Time to enter my blue period.
Roquefort is perhaps the “entry level” cheese for many of us. A non-controversial addition to cheese plates around the globe. I also find it’s one of the most abused cheeses, served far too cold to be enjoyed.
This was, I think the first blue veined cheese I ever tried, and although not one of my favorites (that’s reserved for Stilton and Gorgonzola), there is always a hunk of it in my ridge.
Traditionally, Roquefort is a sheep milk cheese, and in Euro fashion, apparently only those cheeses made in Roquefort Sul-Soulzon can called themselves”roquefort”. I bought my hunk from our loca French megastore and left it to sit for a while. For a cheapish over the counter cheese, the overall flavor sensation begins slightly mild, then a little sweet, then smoky, and fades to a salty finish.
I’m told it’s one of the most ingredient intensive cheeses to make, with one kilo needed around 4.5 litres of milk to make.
For such a common cheese it has a romantic backstory. It is said the cheese was discovered when a young lad, eating his lunch of bread and ewes’ milk cheese, saw a beautiful girl in the distance. Abandoning his meal in a nearby cave, he ran to meet her. When he returned a few months later, the mold had transformed his cheese into a chunk marbled with blue “veins”.
I must admire this young guy for returning to reclaim his cheese. In matters of love and cheese, cheese will always win. Maybe this is why I haven’t married yet. Hmmmmmm

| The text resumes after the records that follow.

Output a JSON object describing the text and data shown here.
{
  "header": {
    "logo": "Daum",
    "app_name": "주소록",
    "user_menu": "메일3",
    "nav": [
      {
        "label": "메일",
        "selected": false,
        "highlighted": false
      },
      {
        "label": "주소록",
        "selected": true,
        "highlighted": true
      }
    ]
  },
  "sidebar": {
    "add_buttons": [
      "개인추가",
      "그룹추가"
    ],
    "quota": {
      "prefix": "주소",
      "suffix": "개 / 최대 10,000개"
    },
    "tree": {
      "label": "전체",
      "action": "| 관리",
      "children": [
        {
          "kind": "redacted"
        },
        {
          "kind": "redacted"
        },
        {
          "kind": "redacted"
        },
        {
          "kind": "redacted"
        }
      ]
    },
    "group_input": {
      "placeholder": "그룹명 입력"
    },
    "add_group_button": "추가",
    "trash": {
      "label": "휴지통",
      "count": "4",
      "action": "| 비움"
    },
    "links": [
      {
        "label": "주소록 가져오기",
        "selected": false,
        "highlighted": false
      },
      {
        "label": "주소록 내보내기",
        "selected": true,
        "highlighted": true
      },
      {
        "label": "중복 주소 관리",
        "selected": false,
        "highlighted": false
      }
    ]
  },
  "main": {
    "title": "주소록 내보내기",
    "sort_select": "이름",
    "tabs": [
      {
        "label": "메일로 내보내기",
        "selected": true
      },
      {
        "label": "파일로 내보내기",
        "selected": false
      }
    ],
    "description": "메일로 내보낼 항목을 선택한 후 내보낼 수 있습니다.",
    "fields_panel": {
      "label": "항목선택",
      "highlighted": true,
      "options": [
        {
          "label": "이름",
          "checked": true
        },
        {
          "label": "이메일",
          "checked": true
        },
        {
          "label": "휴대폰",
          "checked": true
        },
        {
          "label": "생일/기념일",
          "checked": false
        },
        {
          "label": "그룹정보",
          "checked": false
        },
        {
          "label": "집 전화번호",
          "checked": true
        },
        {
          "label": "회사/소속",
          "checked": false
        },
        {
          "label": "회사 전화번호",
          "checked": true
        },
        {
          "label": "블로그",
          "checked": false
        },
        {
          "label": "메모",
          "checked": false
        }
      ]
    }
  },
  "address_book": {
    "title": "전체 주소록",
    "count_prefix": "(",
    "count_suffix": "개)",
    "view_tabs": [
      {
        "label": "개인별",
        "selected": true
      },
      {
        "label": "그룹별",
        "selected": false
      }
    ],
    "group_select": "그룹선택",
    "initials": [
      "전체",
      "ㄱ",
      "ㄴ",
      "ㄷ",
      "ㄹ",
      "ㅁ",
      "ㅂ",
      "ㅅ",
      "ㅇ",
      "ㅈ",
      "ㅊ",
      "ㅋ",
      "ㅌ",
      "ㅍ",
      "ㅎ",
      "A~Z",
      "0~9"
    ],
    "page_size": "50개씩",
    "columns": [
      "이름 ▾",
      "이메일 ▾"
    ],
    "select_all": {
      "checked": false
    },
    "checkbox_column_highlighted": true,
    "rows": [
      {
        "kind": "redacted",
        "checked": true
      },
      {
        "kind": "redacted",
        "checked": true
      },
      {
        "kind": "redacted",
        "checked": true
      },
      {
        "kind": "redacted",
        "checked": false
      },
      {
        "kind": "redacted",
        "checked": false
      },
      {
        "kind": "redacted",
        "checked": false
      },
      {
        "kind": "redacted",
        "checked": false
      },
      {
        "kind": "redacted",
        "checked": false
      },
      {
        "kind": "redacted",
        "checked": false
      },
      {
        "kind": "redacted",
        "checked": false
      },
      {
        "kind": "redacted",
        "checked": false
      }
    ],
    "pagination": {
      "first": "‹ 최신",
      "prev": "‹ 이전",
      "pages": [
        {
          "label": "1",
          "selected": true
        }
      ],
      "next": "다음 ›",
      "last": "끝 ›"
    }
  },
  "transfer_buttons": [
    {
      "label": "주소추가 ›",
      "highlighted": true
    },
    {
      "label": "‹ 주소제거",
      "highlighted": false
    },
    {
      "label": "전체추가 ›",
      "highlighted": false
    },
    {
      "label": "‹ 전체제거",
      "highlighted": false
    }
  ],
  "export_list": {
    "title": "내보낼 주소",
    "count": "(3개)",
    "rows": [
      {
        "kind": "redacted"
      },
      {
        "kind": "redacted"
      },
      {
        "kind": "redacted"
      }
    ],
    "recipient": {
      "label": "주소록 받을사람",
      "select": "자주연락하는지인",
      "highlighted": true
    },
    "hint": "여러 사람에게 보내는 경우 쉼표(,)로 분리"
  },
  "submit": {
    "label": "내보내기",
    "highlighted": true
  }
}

PS This post is dedicated to my Dad, who I believe is the world’s greatest fan of James Garner and The Rockford Files
I love blue cheeses…especially the ones you eat in Europe.